Aspen Police: Cramped Quarters Present Problems
The Aspen Police Department is short on space. Authorities say that they’re forced to sort evidence at a lunch table and take statements from distraught victims in a busy hallway. Over the coming years, the department is looking to expand but, they’ll need the public’s support. Aspen Public Radio’s Marci Krivonen reports.
The Police Department is in the basement of the Aspen’s courthouse on Main Street. A long, busy hallway is the department’s epicenter with a padlocked vault in the middle of it. Michele McClinton oversees evidence stored there.
"I’ve got evidence overflowing from the shelf there in front of the gun lockers. We have our gun lockers on each side and (the evidence) is on the floor now because I just don’t have space," she says.
The small vault was likely a jail cell years ago. Now, the shelves are stuffed with marked boxes. Getting the evidence to the vault is a challenge. McClinton has to walk it through the public hallway. She snuck a delivery in earlier today.
"A gentleman had a sword, some knives and some nunchucks and I wasn’t really interested in showing that to everybody."

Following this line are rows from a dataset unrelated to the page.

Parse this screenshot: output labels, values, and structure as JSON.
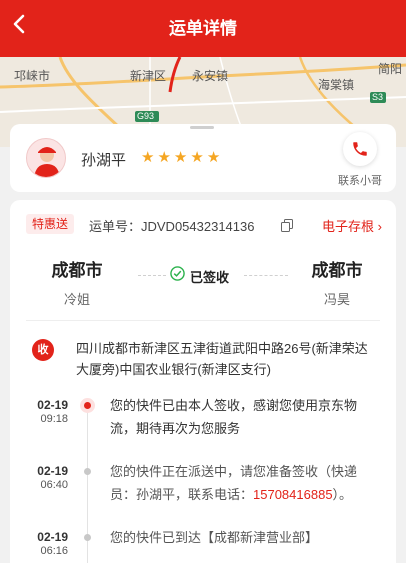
{
  "header": {
    "title": "运单详情"
  },
  "map": {
    "labels": {
      "qionglai": "邛崃市",
      "xinjin": "新津区",
      "yongan": "永安镇",
      "haiyu": "海棠镇",
      "jianyang": "简阳",
      "road": "G93",
      "s3": "S3"
    }
  },
  "courier": {
    "name": "孙湖平",
    "rating": 5,
    "contact_label": "联系小哥"
  },
  "waybill": {
    "badge": "特惠送",
    "number_label": "运单号：JDVD05432314136",
    "receipt_link": "电子存根 ›",
    "from_city": "成都市",
    "from_person": "冷姐",
    "to_city": "成都市",
    "to_person": "冯昊",
    "status": "已签收",
    "address_icon": "收",
    "address": "四川成都市新津区五津街道武阳中路26号(新津荣达大厦旁)中国农业银行(新津区支行)"
  },
  "timeline": [
    {
      "date": "02-19",
      "time": "09:18",
      "text": "您的快件已由本人签收，感谢您使用京东物流，期待再次为您服务"
    },
    {
      "date": "02-19",
      "time": "06:40",
      "text_before": "您的快件正在派送中，请您准备签收（快递员：孙湖平，联系电话：",
      "phone": "15708416885",
      "text_after": "）。"
    },
    {
      "date": "02-19",
      "time": "06:16",
      "text": "您的快件已到达【成都新津营业部】"
    }
  ],
  "colors": {
    "brand": "#e2231a",
    "star": "#f5a623"
  }
}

The squeeze for space started last year when other agencies swapped offices in the courthouse, leaving the police department with little room to work.
"So, for the last year we’ve been working without any free space at all," says Richard Pryor, Chief of Police. He motions around the busy hallway. "This is unused space that we can park people in and kind of work out of. As you can see, we’ve got people coming and going through here all the time. I mean, it’s just not the ideal work environment to provide service to people."
Besides the hallway, the department’s employees work in a handful of offices. Overall, the working space is about 3000 square feet. A recent assessment by the City found the department needs an additional 10,000 to 12,000 square feet.
Jack Wheeler is the project manager for the City’s Capital Assets Department. It’s his job to identify a space for the department to grow into.
"We have to do something in the next three and a half years with the police department and we want that to be seamless for the public, so it is a high priority."
Cramped space is one reason for the move, but the department must vacate altogether in the next three to four years. That’s because the owner of the building, Pitkin County, is experiencing growing pains itself and it needs the space. So, the City is considering every chunk of land and space it owns to find a solution.
"We’ve actually looked at all of our assets from Maroon Creek in this Facilities Master Plan. We’re trying to be very comprehensive and it’s a big process," says Wheeler.
Besides the P.D., several other City divisions need new homes, like the building and engineering departments.
Police Chief Richard Pryor says it’s important to get the public’s support now because a big, possibly expensive, move will inevitably happen.
"There needs to be a whole dialogue with the public. We want the public’s support and we need to earn the public’s support because it’s going to be their tax dollars at work for them."
At this point, the City doesn’t have a solid price estimate for an expansion. But they will present ideas to City Council later this month. Also this month, an open house for the public, where the police department can show off its cramped space.